◆ **ASSIGNMENT**
Locate the lines of the listing below that hold "folder", then copy each of them.
::::::::::
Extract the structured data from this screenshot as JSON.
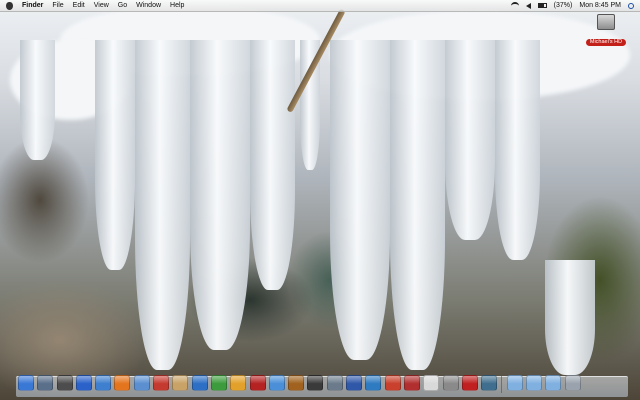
{
  "menubar": {
    "apple": "apple-menu",
    "app_name": "Finder",
    "menus": [
      "File",
      "Edit",
      "View",
      "Go",
      "Window",
      "Help"
    ],
    "battery": "(37%)",
    "clock": "Mon 8:45 PM"
  },
  "desktop": {
    "hard_drive_label": "Michael's HD"
  },
  "dock": {
    "apps": [
      {
        "name": "finder-icon",
        "color": "#3a78d6"
      },
      {
        "name": "dashboard-icon",
        "color": "#5a6f8a"
      },
      {
        "name": "system-preferences-icon",
        "color": "#4d4d4d"
      },
      {
        "name": "safari-icon",
        "color": "#2a62c9"
      },
      {
        "name": "globe-icon",
        "color": "#3e7fcf"
      },
      {
        "name": "firefox-icon",
        "color": "#e3751f"
      },
      {
        "name": "clock-icon",
        "color": "#5b8fd0"
      },
      {
        "name": "ical-icon",
        "color": "#c53a30"
      },
      {
        "name": "address-book-icon",
        "color": "#c8a266"
      },
      {
        "name": "utility-icon",
        "color": "#2d6fc4"
      },
      {
        "name": "pinwheel-icon",
        "color": "#3c9b3c"
      },
      {
        "name": "pages-icon",
        "color": "#e2a12a"
      },
      {
        "name": "photo-booth-icon",
        "color": "#b52222"
      },
      {
        "name": "itunes-icon",
        "color": "#4a8fd8"
      },
      {
        "name": "guitar-icon",
        "color": "#a0621e"
      },
      {
        "name": "imovie-icon",
        "color": "#3a3a3a"
      },
      {
        "name": "preview-icon",
        "color": "#6c7b8b"
      },
      {
        "name": "quicktime-icon",
        "color": "#2f58a8"
      },
      {
        "name": "keynote-icon",
        "color": "#2f7bc1"
      },
      {
        "name": "photo-icon",
        "color": "#c9402c"
      },
      {
        "name": "book-icon",
        "color": "#b22f2f"
      },
      {
        "name": "calendar-icon",
        "color": "#d9d9d9"
      },
      {
        "name": "disk-utility-icon",
        "color": "#8a8a8a"
      },
      {
        "name": "lock-icon",
        "color": "#c02020"
      },
      {
        "name": "network-icon",
        "color": "#3f6e8e"
      }
    ],
    "stacks": [
      {
        "name": "applications-folder-icon",
        "color": "#7fb0e0"
      },
      {
        "name": "documents-folder-icon",
        "color": "#7fb0e0"
      },
      {
        "name": "downloads-folder-icon",
        "color": "#7fb0e0"
      },
      {
        "name": "trash-icon",
        "color": "#9aa3ad"
      }
    ]
  }
}
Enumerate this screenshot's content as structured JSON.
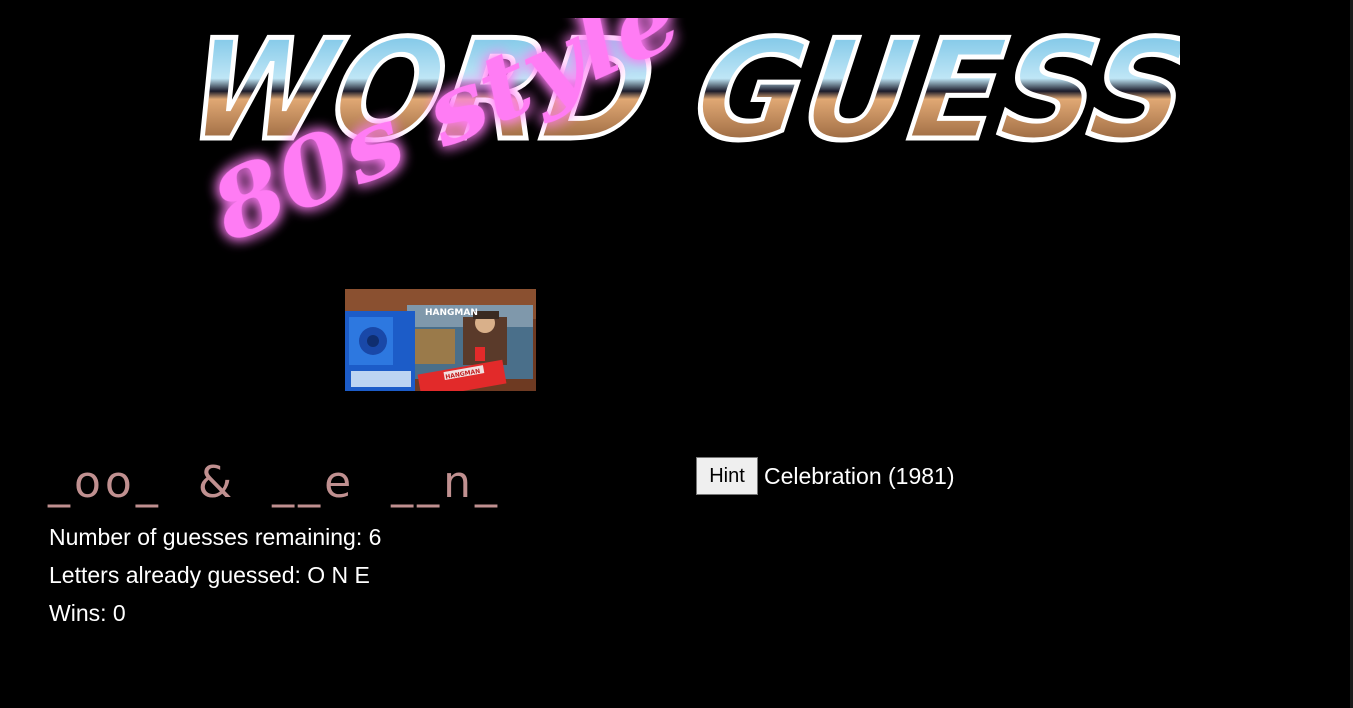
{
  "logo": {
    "word_text": "WORD",
    "guess_text": "GUESS",
    "tagline": "80s style",
    "chrome_sky": "#8fd3f0",
    "chrome_ground": "#c98a55",
    "neon_pink": "#ff5cf0"
  },
  "photo": {
    "box_title": "HANGMAN",
    "booklet_text": "HANGMAN"
  },
  "game": {
    "word_display": "_oo_  &  __e  __n_",
    "guesses_label": "Number of guesses remaining: ",
    "guesses_remaining": "6",
    "letters_label": "Letters already guessed: ",
    "letters_guessed": "O N E",
    "wins_label": "Wins: ",
    "wins": "0"
  },
  "hint": {
    "button_label": "Hint",
    "text": "Celebration (1981)"
  },
  "colors": {
    "background": "#000000",
    "word_color": "#c09090",
    "text_color": "#ffffff"
  }
}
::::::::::
◆ **ANSWER TO THIS EXERCISE**
        "name": "applications-folder-icon",
        "name": "documents-folder-icon",
        "name": "downloads-folder-icon",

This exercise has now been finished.